EXERCISE MATERIALS below:
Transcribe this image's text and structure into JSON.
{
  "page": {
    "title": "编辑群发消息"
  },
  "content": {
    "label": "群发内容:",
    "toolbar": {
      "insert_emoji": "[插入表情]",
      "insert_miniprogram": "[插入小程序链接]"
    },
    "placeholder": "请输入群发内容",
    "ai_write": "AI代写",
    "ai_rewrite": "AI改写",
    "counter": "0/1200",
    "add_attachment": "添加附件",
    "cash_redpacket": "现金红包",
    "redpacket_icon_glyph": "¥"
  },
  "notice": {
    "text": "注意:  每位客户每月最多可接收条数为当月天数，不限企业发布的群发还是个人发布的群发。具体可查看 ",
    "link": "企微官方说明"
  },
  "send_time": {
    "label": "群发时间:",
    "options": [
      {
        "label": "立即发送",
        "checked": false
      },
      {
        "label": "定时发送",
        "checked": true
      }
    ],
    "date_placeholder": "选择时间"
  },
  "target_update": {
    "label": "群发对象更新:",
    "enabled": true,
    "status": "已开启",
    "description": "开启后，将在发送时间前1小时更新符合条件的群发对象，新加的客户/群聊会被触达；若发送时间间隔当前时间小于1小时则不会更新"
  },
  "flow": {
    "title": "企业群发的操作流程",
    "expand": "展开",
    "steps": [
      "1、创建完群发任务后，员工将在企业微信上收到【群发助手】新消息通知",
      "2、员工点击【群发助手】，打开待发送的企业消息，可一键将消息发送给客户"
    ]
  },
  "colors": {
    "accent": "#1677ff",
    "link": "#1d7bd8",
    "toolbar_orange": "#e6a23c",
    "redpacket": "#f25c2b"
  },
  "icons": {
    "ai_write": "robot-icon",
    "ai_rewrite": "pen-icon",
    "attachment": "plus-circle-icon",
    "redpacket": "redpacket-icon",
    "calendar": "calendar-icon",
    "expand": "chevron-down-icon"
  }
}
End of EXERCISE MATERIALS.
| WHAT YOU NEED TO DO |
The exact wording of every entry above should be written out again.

| EXERCISE OUTPUT |
Transcribe this image's text and structure into JSON.
{
  "page": {
    "title": "编辑群发消息"
  },
  "content": {
    "label": "群发内容:",
    "toolbar": {
      "insert_emoji": "[插入表情]",
      "insert_miniprogram": "[插入小程序链接]"
    },
    "placeholder": "请输入群发内容",
    "ai_write": "AI代写",
    "ai_rewrite": "AI改写",
    "counter": "0/1200",
    "add_attachment": "添加附件",
    "cash_redpacket": "现金红包",
    "redpacket_icon_glyph": "¥"
  },
  "notice": {
    "text": "注意:  每位客户每月最多可接收条数为当月天数，不限企业发布的群发还是个人发布的群发。具体可查看 ",
    "link": "企微官方说明"
  },
  "send_time": {
    "label": "群发时间:",
    "options": [
      {
        "label": "立即发送",
        "checked": false
      },
      {
        "label": "定时发送",
        "checked": true
      }
    ],
    "date_placeholder": "选择时间"
  },
  "target_update": {
    "label": "群发对象更新:",
    "enabled": true,
    "status": "已开启",
    "description": "开启后，将在发送时间前1小时更新符合条件的群发对象，新加的客户/群聊会被触达；若发送时间间隔当前时间小于1小时则不会更新"
  },
  "flow": {
    "title": "企业群发的操作流程",
    "expand": "展开",
    "steps": [
      "1、创建完群发任务后，员工将在企业微信上收到【群发助手】新消息通知",
      "2、员工点击【群发助手】，打开待发送的企业消息，可一键将消息发送给客户"
    ]
  },
  "colors": {
    "accent": "#1677ff",
    "link": "#1d7bd8",
    "toolbar_orange": "#e6a23c",
    "redpacket": "#f25c2b"
  },
  "icons": {
    "ai_write": "robot-icon",
    "ai_rewrite": "pen-icon",
    "attachment": "plus-circle-icon",
    "redpacket": "redpacket-icon",
    "calendar": "calendar-icon",
    "expand": "chevron-down-icon"
  }
}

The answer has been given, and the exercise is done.